In Fettered Genius, Keith D. Leonard identifies how African American poets’ use and revision of traditional poetics constituted an antiracist political agency. Comparing this practice to the use of poetic mastery by the ancient Celtic bards to resist British imperialism, Leonard shows how traditional poetics enable African American poets to insert racial experience, racial protest, and African American culture into public discourse by making them features of validated artistic expression. As with the Celtic bards, these poets’ artistry testified to their marginalized people’s capacity for imagination and reason within and against the terms of the dominant culture.

In an ambitious survey that moves from slavery to the cultural nationalism of the 1960s, Leonard examines numerous poets, placing each in the context of his or her time to demonstrate the antiracist meaning of their accomplishments. The book offers new insight on the conservatism of Phillis Wheatley, Paul Laurence Dunbar, and the genteel members of the Harlem Renaissance, how their rage for assimilation functioned to refute racist notions of difference and, paradoxically, to affirm a distinctive racial experience as valid material for poetry. Leonard also demonstrates how the more progressive and ethnically distinctive poetics of Langston Hughes, Sterling Brown, Gwendolyn Brooks, Robert Hayden, and Melvin B. Tolson share some of the same ambivalence about cultural achievement as those of the earlier poets. They also have in common the self-conscious pursuit of an affirmation of the African American self through the substitution of African American vernacular language and cultural forms for traditional poetic themes and forms. The evolution of these poetics parallels the emergence of notions of ethnic identity over racial identity and, indeed, in some ways even motivated this shift.

Leonard recognizes poetic mastery as the African American bardic poet’s most powerful claim of ethnic tradition and of social belonging and clarifies the full hybrid complexity of African American identity that makes possible this political self-assertion. The development that is traced in Fettered Genius illustrates nothing less than the defining artistic coherence and political significance of the African American poetic tradition.
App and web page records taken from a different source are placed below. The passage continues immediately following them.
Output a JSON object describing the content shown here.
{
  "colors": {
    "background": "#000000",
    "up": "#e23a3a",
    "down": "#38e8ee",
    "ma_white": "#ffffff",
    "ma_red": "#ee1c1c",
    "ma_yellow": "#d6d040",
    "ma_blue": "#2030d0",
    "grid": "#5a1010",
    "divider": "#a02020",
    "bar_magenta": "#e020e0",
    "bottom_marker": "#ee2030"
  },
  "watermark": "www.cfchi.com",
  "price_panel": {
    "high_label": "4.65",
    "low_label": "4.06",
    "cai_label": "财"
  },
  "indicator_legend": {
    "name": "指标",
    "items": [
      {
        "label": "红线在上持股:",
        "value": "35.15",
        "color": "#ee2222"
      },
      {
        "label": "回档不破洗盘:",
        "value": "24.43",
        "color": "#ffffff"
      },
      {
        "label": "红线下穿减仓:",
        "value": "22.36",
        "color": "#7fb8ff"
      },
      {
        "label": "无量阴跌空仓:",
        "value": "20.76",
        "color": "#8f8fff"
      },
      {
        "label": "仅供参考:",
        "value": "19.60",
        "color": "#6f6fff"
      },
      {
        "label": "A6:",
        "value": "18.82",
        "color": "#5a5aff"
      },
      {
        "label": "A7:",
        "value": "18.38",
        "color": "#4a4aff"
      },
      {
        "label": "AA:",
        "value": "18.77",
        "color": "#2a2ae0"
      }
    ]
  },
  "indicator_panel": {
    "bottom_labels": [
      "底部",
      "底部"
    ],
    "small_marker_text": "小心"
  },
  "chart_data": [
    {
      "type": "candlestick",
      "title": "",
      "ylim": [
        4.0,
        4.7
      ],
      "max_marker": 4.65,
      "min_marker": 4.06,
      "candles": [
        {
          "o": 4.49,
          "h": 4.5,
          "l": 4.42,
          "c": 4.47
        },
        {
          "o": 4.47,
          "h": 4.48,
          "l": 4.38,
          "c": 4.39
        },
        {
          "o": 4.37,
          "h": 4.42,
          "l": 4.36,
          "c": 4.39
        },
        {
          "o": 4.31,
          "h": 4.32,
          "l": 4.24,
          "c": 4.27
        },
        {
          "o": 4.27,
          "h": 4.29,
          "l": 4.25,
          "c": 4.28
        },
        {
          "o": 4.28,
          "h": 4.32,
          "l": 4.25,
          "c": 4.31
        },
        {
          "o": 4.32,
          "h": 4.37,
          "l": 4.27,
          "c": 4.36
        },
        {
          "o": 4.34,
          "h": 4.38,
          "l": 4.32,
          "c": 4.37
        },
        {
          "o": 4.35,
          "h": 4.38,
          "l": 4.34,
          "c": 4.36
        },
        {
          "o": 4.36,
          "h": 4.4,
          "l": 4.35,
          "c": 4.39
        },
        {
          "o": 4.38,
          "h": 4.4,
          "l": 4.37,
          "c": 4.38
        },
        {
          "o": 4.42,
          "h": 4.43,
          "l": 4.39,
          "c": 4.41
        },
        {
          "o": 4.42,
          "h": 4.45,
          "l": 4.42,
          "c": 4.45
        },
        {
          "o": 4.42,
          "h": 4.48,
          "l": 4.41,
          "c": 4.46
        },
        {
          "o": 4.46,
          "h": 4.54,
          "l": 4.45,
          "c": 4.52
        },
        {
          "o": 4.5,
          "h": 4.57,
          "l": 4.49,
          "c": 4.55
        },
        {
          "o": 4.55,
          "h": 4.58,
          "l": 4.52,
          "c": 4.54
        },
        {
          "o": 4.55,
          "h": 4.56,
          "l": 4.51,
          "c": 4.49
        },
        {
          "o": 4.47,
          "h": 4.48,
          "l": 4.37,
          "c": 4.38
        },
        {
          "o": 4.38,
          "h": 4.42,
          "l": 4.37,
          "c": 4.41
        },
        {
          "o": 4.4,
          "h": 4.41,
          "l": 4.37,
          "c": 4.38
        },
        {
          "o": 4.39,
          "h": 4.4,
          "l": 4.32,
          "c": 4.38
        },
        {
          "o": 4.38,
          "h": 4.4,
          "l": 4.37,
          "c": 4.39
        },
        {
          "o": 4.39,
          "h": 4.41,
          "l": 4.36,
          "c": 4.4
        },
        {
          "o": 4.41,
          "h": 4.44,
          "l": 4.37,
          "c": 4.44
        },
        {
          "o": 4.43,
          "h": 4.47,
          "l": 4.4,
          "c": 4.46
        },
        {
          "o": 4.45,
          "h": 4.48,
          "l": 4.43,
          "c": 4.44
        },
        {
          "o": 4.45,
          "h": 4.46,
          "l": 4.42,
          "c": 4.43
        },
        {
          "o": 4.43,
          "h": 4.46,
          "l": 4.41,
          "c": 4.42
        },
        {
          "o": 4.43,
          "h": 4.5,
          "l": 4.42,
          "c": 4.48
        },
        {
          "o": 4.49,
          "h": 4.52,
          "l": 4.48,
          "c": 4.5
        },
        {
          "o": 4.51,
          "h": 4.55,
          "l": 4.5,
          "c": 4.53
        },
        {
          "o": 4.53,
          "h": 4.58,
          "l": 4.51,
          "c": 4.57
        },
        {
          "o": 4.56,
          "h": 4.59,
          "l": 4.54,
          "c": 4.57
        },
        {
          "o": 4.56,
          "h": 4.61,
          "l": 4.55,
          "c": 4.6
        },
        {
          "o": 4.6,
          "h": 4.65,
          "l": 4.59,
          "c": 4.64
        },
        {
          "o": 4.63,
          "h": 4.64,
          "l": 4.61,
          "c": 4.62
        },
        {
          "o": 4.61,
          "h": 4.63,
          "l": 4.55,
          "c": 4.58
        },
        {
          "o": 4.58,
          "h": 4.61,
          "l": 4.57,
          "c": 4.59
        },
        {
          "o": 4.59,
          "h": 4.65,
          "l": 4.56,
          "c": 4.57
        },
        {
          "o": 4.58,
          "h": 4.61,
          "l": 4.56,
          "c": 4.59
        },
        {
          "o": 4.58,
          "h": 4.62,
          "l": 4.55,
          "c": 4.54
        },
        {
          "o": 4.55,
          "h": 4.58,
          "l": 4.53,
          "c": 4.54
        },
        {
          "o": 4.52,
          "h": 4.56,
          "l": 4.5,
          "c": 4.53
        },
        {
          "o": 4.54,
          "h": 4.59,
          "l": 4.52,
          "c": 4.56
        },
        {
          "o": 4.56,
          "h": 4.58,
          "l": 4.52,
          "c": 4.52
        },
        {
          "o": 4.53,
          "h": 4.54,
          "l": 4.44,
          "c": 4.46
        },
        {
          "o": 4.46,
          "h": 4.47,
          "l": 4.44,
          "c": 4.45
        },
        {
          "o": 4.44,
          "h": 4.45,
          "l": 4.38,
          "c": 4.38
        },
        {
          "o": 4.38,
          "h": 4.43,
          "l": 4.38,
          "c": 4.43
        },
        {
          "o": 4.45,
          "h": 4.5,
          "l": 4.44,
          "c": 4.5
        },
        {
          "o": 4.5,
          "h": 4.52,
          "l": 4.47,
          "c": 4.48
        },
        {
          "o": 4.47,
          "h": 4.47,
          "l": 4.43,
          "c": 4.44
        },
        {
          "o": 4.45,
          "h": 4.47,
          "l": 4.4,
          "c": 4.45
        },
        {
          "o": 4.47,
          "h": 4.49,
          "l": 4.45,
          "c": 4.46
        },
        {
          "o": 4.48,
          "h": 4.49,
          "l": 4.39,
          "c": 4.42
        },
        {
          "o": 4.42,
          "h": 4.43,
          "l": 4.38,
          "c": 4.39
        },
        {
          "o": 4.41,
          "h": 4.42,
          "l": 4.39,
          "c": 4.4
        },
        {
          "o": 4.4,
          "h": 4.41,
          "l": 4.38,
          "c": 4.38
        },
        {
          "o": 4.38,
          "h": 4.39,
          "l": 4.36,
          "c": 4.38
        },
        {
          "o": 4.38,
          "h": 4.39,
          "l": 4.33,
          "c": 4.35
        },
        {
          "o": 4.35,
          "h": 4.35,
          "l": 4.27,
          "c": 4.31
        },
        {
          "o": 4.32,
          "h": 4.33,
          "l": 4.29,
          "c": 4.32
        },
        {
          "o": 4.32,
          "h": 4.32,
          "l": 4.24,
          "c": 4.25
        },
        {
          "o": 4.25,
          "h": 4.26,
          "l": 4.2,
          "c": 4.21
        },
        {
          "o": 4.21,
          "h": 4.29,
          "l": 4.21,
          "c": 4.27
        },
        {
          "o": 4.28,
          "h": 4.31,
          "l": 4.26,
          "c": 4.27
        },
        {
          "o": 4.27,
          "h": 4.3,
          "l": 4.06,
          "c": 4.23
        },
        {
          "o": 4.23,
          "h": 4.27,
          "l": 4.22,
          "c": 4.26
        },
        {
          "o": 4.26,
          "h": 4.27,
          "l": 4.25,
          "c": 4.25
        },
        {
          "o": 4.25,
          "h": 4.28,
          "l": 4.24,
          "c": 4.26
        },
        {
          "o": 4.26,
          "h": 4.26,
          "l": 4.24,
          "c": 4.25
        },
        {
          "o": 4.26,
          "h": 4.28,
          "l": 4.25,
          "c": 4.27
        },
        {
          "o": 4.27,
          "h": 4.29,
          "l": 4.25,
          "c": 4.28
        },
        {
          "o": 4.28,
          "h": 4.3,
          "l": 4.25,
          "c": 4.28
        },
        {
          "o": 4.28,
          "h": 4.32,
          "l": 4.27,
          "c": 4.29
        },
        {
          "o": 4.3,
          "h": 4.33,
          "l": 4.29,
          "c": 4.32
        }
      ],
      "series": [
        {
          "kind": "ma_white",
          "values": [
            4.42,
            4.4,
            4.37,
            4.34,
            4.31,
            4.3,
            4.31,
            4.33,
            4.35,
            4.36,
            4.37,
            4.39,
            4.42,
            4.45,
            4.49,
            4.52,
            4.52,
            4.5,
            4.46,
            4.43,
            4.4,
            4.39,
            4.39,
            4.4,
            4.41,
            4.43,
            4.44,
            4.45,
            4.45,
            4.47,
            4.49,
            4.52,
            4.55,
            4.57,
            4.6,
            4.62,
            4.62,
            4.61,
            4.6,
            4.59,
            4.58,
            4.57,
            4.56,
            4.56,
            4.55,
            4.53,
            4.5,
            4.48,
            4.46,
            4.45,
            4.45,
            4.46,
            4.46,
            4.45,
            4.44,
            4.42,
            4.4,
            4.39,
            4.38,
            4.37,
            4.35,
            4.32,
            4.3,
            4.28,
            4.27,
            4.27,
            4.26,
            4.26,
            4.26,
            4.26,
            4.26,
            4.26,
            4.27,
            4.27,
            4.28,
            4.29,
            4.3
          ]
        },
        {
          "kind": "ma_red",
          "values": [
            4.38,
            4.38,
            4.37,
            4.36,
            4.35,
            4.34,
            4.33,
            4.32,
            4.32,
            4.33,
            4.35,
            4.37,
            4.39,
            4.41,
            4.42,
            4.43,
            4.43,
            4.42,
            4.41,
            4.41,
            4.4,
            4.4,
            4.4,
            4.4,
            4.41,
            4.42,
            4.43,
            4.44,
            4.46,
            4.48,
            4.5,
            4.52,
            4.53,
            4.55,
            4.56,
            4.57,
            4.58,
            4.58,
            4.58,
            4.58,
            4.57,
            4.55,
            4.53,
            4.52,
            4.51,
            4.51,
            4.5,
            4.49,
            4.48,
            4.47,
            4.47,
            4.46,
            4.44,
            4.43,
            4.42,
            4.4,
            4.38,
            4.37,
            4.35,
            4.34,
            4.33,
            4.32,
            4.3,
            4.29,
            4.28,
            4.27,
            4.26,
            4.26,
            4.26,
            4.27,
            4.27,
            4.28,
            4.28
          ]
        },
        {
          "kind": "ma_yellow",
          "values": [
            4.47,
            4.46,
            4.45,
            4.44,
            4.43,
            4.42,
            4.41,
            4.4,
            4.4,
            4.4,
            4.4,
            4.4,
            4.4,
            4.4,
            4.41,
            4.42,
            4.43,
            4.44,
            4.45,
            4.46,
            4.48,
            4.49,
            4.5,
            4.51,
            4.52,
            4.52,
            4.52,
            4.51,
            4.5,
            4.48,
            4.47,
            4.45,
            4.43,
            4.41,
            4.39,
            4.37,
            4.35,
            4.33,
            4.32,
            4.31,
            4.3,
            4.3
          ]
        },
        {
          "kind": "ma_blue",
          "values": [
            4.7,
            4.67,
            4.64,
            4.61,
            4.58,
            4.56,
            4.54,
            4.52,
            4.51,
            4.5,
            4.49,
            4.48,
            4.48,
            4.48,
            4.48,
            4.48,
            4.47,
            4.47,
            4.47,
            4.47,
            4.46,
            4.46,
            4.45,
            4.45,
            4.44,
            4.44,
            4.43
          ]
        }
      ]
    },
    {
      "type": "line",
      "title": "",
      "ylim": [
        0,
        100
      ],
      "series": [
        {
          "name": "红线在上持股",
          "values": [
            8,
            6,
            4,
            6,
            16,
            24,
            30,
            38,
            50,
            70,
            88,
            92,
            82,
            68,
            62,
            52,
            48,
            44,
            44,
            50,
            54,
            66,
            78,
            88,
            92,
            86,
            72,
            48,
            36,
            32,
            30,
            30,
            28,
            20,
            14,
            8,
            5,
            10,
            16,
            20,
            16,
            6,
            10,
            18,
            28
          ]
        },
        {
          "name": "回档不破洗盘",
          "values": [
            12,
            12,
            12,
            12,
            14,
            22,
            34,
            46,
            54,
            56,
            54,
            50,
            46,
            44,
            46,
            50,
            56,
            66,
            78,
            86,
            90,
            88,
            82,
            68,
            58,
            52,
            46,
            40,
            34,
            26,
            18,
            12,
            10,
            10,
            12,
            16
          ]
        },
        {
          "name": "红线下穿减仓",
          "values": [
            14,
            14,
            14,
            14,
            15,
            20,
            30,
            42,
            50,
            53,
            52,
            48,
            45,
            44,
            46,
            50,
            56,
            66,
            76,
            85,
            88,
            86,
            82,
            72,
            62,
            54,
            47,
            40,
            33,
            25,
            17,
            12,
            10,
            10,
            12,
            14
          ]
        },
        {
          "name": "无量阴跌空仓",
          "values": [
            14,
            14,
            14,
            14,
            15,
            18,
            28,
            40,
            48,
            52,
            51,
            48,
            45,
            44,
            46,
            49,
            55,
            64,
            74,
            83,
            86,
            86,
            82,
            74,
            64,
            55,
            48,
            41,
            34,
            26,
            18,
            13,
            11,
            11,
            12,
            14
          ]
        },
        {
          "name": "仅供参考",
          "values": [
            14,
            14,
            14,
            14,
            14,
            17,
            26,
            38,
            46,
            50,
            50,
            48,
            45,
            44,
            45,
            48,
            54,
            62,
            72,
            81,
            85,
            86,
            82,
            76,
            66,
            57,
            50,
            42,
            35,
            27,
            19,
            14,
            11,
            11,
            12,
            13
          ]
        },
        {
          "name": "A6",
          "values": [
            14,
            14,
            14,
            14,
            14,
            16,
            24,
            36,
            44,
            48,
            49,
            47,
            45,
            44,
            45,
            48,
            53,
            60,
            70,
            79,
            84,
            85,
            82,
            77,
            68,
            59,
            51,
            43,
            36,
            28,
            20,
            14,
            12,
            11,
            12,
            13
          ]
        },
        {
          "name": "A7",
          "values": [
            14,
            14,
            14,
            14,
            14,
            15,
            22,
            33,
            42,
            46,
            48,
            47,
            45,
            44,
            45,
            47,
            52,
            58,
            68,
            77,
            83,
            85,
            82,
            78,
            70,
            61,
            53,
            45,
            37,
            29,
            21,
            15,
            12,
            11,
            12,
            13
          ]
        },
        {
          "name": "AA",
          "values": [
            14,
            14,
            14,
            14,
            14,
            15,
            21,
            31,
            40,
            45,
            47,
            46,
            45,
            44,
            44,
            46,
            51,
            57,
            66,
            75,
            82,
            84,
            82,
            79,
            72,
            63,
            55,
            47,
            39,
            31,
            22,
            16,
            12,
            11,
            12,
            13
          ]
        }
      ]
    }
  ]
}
Fettered Genius: The African American Bardic Poet from Slavery to Civil Rights download epub
History & Criticism
Author: Keith D. Leonard
ISBN: 0813925053
Category: Literature & Fiction
Subcategory: History & Criticism
Language: English
Publisher: University of Virginia Press (December 29, 2005)
Pages: 256 pages